In 2016, it was again the internet that helped me! I found out about Kiron and started studying Business Administration. Kiron helped me a lot during a tough time of transition. Kiron gave me a chance to study instead of just sitting at home waiting. I was learning more German and felt truly integrated as a free women. I was finally allowed to be free and not be judged. Nevertheless, I was constantly thinking about these two different worlds worlds. I thought about my past, my friends and my family back home. I reminisced about my mother and sister and wondered what life they lived and other the lives other women lived. I thought about how their suppression, how I changed, and most of all how we could all change. I dreamt about the ways that the mentality over there could change and how they could taste the true sense and beauty of freedom the way that I finally was.  

Today I study business mathematics at the Karlsruhe Institute for Technology. I feel very happy, grateful and satisfied that I am able to take control and plan what I want to do with my life. I am finally able to be myself, without hiding underneath a cloak. I am just me – a crazy free-thinker that is extremely rebellious! My dream is that one day the whole eastern world will become secular. This does not guarantee freedom – but without it, the policies are governed by religion. Politics and religion should never go together. For myself, I want to be a strong, free women who follows her career. Maybe one day I will work in business consulting, I will have my own home, my own roof and maybe even a vegetable garden with hens running around.

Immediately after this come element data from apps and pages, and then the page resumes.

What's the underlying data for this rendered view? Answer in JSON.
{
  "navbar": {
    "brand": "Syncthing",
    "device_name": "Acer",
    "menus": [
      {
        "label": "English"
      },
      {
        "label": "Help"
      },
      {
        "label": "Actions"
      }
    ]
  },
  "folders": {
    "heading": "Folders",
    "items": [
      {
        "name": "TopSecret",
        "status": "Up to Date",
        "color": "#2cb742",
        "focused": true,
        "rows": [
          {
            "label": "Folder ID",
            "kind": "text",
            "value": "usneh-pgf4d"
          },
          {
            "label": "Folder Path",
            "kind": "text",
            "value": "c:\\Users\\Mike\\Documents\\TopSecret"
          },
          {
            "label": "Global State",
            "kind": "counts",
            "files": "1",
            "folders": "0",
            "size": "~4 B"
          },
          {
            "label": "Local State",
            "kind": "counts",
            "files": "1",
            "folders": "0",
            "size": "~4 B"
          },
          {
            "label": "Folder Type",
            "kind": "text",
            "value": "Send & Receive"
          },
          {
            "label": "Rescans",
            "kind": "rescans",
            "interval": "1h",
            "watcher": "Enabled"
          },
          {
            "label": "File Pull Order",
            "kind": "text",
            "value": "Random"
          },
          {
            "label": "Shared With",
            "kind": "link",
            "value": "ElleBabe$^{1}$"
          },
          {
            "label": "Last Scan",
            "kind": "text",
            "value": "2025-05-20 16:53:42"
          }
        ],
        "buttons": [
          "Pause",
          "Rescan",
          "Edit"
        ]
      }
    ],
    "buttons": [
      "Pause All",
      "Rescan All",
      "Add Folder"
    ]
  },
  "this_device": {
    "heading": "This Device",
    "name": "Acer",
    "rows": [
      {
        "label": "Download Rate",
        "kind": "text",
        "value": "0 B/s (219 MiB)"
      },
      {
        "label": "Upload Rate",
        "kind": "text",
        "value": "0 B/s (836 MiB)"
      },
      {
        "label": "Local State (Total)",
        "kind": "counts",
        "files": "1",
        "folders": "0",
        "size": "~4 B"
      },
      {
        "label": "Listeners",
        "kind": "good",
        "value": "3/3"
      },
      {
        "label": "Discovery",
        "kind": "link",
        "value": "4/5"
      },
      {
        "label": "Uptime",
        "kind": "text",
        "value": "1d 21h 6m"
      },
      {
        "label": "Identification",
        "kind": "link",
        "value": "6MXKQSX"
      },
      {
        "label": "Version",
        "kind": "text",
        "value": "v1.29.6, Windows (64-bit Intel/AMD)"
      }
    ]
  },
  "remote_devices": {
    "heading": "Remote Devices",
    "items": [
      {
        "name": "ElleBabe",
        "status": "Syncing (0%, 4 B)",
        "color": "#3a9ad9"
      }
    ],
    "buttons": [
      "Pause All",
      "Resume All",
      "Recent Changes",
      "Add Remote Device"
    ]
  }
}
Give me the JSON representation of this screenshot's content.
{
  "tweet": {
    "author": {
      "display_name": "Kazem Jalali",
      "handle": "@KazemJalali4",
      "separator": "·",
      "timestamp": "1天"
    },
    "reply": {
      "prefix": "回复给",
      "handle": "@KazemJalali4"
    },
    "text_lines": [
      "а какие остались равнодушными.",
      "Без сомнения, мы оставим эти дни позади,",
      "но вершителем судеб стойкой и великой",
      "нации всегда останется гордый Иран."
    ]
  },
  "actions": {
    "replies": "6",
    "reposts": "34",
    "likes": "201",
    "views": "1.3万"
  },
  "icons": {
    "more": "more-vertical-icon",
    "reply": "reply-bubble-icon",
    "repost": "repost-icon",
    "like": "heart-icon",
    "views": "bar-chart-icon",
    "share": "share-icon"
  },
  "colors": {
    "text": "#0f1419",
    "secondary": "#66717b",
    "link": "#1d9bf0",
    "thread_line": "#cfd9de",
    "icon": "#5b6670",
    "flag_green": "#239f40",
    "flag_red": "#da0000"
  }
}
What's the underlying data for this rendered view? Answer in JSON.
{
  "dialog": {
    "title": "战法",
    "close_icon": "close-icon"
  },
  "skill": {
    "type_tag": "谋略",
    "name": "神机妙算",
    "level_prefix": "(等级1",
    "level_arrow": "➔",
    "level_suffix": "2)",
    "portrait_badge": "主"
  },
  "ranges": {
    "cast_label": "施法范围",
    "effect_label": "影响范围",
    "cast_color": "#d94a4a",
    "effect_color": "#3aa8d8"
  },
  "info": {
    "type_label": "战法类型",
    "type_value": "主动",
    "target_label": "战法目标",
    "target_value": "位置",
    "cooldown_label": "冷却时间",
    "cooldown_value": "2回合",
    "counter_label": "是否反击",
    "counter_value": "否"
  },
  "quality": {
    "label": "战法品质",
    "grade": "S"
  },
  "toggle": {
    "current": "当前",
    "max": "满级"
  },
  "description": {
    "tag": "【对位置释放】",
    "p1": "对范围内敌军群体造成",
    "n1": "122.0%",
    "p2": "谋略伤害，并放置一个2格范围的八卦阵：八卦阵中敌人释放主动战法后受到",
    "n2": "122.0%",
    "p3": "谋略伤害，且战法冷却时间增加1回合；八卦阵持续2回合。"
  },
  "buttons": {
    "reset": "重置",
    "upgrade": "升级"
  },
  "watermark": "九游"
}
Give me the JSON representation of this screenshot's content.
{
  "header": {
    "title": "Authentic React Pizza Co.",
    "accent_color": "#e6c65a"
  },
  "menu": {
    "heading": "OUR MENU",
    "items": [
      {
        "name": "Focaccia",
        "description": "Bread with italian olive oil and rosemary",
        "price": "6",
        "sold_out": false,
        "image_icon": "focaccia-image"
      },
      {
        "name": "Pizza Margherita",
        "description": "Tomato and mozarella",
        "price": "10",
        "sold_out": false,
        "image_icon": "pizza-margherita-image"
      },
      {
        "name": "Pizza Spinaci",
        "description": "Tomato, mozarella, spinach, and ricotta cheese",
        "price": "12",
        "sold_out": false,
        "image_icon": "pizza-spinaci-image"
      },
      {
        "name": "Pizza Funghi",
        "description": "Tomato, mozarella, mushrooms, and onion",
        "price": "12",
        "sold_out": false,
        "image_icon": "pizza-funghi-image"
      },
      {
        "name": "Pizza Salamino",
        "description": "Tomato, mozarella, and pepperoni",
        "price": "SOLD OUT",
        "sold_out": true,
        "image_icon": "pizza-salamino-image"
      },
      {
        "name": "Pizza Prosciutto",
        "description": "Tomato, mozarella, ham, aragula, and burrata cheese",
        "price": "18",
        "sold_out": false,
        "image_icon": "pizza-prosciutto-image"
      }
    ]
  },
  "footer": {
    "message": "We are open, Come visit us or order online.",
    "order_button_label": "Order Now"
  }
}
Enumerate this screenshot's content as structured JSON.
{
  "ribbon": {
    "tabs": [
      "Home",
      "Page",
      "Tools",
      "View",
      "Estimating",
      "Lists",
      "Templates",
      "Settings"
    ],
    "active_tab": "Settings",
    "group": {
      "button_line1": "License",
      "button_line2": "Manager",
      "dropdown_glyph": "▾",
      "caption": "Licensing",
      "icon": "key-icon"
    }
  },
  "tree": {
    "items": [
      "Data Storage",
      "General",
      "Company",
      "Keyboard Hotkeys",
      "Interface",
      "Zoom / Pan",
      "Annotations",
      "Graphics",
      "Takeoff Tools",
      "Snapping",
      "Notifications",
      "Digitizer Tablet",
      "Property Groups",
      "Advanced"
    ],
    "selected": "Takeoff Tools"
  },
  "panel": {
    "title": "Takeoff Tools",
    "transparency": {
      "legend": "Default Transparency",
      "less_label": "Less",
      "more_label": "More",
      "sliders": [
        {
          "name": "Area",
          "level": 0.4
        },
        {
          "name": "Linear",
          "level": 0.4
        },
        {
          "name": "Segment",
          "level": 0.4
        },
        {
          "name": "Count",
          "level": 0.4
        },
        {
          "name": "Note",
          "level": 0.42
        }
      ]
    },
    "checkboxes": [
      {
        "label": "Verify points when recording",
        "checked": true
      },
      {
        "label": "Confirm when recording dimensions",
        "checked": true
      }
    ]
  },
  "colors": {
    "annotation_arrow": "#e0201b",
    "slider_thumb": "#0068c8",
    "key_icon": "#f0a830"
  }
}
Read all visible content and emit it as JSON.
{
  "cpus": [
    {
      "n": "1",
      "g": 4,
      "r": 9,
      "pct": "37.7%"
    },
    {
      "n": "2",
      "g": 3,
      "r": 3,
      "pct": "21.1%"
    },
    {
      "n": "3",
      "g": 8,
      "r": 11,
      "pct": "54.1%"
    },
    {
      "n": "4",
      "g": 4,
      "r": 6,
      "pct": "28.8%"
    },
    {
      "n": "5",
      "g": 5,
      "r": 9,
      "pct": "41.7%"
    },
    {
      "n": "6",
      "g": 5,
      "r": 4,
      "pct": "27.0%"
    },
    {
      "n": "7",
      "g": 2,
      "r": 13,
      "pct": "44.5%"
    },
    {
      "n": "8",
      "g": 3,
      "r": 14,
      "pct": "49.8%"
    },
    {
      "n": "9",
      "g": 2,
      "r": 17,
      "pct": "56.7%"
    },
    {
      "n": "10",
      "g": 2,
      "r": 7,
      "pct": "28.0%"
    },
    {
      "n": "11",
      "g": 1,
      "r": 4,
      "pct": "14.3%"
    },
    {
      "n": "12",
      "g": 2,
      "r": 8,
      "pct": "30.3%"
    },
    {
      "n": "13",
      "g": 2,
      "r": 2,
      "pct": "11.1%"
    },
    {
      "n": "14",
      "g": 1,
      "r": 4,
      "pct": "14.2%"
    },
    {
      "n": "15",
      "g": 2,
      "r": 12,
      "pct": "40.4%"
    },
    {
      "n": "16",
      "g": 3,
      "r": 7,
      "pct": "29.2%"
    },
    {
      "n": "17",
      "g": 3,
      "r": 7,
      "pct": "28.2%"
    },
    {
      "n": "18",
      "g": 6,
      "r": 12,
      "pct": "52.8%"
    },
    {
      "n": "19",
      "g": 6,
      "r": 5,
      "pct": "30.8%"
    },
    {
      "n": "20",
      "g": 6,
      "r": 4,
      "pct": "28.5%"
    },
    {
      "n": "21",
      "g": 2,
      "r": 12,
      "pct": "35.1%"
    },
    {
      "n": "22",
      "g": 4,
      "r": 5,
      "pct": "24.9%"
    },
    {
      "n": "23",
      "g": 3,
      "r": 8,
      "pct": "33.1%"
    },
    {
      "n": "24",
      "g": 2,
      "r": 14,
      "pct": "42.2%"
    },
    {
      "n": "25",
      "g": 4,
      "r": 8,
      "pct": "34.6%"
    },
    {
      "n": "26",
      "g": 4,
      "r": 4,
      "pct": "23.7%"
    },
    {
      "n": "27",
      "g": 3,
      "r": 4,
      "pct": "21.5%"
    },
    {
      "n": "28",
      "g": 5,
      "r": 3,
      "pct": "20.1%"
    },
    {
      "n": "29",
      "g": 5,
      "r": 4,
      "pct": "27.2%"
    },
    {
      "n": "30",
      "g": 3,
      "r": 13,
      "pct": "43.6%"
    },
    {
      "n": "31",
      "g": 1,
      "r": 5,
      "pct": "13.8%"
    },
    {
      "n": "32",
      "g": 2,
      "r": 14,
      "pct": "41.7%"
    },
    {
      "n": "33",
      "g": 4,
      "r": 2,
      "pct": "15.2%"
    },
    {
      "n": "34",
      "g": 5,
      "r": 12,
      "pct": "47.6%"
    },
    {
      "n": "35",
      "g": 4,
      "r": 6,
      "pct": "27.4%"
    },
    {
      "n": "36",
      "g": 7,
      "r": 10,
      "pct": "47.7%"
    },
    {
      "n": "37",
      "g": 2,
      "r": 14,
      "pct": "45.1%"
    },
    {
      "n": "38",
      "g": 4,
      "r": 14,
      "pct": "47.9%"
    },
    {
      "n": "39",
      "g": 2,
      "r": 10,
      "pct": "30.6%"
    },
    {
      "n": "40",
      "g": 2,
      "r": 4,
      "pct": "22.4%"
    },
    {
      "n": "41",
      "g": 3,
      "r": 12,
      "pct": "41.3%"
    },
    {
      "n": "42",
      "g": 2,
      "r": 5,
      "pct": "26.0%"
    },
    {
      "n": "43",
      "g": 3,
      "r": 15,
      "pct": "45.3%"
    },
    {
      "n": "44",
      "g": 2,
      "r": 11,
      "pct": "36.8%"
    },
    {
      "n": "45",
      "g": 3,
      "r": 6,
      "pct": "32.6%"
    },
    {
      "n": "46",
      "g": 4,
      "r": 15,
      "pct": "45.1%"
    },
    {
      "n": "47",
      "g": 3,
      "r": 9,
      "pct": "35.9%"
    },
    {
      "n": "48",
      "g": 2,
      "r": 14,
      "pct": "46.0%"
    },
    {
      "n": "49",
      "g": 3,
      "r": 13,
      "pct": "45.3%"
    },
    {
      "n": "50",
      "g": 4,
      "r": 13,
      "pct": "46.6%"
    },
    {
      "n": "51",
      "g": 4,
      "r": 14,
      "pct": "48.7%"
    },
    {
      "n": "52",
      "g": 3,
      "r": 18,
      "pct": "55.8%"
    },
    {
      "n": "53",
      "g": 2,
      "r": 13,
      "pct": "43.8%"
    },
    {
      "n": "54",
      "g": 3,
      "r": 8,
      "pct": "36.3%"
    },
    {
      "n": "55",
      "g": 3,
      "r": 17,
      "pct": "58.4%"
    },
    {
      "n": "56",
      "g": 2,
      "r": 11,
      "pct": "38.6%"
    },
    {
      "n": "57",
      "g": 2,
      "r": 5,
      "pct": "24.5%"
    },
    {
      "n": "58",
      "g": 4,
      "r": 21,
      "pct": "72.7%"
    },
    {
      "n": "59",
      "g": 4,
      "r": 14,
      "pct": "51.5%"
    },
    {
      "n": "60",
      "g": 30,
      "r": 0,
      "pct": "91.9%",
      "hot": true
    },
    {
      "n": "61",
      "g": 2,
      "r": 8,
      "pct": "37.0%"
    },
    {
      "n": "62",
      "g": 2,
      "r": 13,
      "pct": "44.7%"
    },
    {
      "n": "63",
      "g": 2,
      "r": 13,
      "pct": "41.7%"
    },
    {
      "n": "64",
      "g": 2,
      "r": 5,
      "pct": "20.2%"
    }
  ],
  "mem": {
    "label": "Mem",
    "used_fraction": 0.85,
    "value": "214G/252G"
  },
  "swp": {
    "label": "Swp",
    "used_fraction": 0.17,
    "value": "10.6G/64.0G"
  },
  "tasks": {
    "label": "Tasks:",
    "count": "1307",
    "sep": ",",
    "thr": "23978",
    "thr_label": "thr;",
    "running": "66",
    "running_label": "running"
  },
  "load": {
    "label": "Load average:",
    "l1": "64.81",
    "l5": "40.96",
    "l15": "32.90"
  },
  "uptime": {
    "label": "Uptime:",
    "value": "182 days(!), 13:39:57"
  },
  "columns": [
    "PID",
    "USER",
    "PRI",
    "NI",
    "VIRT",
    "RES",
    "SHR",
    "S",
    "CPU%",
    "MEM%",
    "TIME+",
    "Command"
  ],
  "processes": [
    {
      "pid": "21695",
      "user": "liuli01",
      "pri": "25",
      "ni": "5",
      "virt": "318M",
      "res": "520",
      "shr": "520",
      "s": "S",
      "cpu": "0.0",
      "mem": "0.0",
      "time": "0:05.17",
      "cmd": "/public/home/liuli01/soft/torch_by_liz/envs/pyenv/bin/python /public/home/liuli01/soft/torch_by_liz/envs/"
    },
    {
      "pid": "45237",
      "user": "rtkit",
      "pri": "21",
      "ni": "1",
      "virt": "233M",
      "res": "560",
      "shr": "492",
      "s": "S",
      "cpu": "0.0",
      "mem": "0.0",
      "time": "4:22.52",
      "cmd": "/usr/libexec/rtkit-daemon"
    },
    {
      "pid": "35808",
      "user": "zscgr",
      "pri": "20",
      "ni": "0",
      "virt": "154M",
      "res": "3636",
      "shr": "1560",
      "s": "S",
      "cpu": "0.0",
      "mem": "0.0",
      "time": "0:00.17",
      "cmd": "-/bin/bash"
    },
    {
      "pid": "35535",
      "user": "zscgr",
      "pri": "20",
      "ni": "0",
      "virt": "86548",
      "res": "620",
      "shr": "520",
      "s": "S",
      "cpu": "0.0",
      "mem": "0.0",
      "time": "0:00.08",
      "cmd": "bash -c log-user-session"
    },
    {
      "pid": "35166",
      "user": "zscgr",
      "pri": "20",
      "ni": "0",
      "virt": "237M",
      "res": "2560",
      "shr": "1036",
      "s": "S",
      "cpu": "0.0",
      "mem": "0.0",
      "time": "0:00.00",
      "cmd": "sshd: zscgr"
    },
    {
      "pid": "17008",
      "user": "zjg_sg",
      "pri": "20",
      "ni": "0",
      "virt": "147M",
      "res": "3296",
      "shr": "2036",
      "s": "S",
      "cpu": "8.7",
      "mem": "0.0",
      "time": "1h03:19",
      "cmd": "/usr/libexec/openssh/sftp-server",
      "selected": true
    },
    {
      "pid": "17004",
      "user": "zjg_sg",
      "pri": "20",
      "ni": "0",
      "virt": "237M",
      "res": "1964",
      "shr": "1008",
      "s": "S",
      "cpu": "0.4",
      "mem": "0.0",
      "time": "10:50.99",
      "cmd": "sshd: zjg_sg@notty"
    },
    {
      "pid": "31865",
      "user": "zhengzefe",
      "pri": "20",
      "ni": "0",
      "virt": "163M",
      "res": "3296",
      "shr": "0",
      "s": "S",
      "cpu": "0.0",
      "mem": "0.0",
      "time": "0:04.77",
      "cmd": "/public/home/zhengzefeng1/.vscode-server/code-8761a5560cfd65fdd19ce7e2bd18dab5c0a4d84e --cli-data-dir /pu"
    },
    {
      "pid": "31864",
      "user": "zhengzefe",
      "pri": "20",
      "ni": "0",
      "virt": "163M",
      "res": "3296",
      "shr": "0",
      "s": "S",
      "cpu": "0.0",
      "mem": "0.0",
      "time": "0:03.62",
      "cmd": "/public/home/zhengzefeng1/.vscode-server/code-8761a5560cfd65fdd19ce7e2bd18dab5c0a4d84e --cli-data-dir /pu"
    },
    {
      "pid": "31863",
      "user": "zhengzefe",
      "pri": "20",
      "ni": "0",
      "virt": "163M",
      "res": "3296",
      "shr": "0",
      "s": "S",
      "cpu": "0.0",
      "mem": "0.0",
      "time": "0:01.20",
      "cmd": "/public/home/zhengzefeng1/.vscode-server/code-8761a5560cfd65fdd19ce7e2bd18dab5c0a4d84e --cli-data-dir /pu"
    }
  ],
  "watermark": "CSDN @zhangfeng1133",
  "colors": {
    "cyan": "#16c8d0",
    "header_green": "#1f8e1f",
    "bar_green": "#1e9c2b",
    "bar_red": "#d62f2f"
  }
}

It will be a life of my own without dependency on anyone else. Because if you are independent – you are free!


Interview by Flora Roenneberg